After the coins leave the track assembly 51 they drop into a container 76, the bottom end of which is selectively closed by means of a butterfly valve 78. A solenoid 80 operates the butterfly valve 78 through a linkage system 82. The solenoid 80 is electrically coupled to the treadle T so that as the vehicle A crosses the treadle T the solenoid 80 is actuated.
Referring now to FIG. 7, as the fifty cent piece passes between lamp 54 and photocell 52 the lamp 58 and photocell 56, pulses are generated. If AND gate 69 receives the two pulses, a pulse generator 73 is gated on to release ten pulses, representing a fifty cent count to a totalizer 83. The pulse from the photocell 52 causes a gate 71 to generate a negative pulse to inhibit AND gate 74.
On the other hand a quarter Q will generate a pulse from photocell 56 and will turn on AND gate 74 in the absence of a signal from the photocell 52. The gate 74 will turn on a pulse generator 75 which will release a train of five pulses equivalent to twenty-five cents.
Likewise a coin tumbling past the light beam from the lamp 66 to photocell 68 will turn on a gate 77a which triggers a pulse generator 77 to release two pulses for a count of ten cents. A coin interrupting the light from the lamp 64 to the photocell 65 will gate on pulse generator 79 through a gate 79a to pass a single pulse to the totalizer 83.
When an appropriate number of counts are made by the totalizer 83 a signal is sent to an optional visual display 84 and/or the control means 81 actuating the barrier gate G.
For simplicity each pulse has been represented as a value of five cents. It will be understood however that a greater number of pulses can be employed to represent a particular numerical value by the use of an appropriate count down circuit.
Pennies drop out in opening 72a. While no provision has been shown in the drawing for counting of the pennies, it would be understood that a photocell and lamp may be provided to count them. In this case, each count would provide a pulse to the totalizer and the pulse generators 73, 75, 77 and 79 would be arranged to provide N equal to five pulses and the totalizer arranged to provide a corresponding total. Since pennies tend to fly a deflector 72' is provided extending behind the opening 72a to prevent pennies from passing in front of photocell 65.
There has been disclosed heretofore the best embodiment of the invention presently contemplated.
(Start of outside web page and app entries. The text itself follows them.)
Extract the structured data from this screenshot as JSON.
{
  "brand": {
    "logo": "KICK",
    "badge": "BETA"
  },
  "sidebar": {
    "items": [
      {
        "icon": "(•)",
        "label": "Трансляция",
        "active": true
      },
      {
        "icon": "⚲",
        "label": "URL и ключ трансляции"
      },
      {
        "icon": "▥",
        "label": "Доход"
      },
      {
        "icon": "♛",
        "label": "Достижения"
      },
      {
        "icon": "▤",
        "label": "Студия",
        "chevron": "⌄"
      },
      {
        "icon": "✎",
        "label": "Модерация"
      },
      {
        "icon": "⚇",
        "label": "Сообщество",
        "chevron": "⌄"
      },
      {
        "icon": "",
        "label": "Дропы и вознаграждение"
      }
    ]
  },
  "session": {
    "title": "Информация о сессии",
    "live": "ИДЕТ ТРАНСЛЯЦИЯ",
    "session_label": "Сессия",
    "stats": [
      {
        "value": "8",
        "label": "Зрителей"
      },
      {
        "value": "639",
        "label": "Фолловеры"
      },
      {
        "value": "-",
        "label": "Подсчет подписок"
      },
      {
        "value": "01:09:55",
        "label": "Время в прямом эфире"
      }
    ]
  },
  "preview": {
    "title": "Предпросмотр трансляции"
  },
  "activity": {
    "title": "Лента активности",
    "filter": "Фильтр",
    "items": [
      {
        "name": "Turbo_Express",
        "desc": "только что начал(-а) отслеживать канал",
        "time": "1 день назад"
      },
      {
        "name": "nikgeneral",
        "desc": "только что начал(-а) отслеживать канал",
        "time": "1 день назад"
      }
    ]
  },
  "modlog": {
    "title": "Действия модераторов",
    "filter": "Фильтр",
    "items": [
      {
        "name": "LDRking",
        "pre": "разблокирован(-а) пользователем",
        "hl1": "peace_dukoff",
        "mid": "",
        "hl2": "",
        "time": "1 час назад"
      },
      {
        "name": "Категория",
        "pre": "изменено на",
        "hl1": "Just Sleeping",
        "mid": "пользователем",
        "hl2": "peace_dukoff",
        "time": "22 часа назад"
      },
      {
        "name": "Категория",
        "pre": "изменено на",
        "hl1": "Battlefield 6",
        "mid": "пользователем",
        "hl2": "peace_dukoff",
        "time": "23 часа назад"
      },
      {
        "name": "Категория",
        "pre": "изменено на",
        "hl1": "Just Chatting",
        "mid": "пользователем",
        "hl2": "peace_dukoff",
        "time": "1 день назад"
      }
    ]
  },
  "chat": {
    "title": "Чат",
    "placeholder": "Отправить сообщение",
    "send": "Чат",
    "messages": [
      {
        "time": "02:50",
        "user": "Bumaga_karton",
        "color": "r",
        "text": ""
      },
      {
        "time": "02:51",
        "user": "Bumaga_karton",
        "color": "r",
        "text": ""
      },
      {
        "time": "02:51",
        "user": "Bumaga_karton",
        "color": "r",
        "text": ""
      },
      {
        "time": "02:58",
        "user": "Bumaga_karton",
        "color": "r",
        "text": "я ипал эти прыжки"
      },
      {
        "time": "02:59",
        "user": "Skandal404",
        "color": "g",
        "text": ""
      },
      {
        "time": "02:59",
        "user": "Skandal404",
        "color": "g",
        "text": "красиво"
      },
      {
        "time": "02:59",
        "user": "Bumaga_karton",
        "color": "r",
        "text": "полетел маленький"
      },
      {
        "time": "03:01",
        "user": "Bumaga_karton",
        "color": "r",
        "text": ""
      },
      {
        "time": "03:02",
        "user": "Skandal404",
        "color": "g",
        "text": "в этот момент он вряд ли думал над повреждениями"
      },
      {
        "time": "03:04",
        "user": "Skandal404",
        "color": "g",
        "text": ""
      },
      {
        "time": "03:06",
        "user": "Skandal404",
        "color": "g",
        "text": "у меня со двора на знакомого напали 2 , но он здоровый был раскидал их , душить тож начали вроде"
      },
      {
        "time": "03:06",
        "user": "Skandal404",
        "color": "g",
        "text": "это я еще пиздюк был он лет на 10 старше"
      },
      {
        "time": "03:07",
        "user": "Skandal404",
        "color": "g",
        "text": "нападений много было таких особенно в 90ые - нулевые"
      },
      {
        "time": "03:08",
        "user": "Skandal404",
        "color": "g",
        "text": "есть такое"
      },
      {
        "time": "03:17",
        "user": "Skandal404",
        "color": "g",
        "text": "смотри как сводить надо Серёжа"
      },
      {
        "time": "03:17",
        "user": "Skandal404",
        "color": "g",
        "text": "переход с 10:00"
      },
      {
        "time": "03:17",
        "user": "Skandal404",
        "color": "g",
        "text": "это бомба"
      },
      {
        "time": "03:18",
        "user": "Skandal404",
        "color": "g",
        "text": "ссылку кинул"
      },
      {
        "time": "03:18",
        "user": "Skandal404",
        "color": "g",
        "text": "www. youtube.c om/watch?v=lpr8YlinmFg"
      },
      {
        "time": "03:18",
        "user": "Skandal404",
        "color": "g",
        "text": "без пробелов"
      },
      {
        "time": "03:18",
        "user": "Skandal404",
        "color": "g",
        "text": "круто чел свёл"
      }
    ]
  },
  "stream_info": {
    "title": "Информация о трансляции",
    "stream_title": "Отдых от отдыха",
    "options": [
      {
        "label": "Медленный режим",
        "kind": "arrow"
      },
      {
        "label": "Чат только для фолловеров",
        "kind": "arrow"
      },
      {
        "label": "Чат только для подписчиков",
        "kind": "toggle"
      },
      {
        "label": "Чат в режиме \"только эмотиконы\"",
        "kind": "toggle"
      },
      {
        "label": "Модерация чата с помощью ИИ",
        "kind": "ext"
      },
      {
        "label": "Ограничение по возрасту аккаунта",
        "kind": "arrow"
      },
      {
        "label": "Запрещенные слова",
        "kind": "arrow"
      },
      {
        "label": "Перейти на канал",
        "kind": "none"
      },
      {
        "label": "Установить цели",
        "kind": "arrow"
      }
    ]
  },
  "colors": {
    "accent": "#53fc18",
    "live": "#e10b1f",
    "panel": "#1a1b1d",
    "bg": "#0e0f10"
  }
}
However, it is to be understood that various changes and modifications may be made thereto without departing from the spirit of the invention.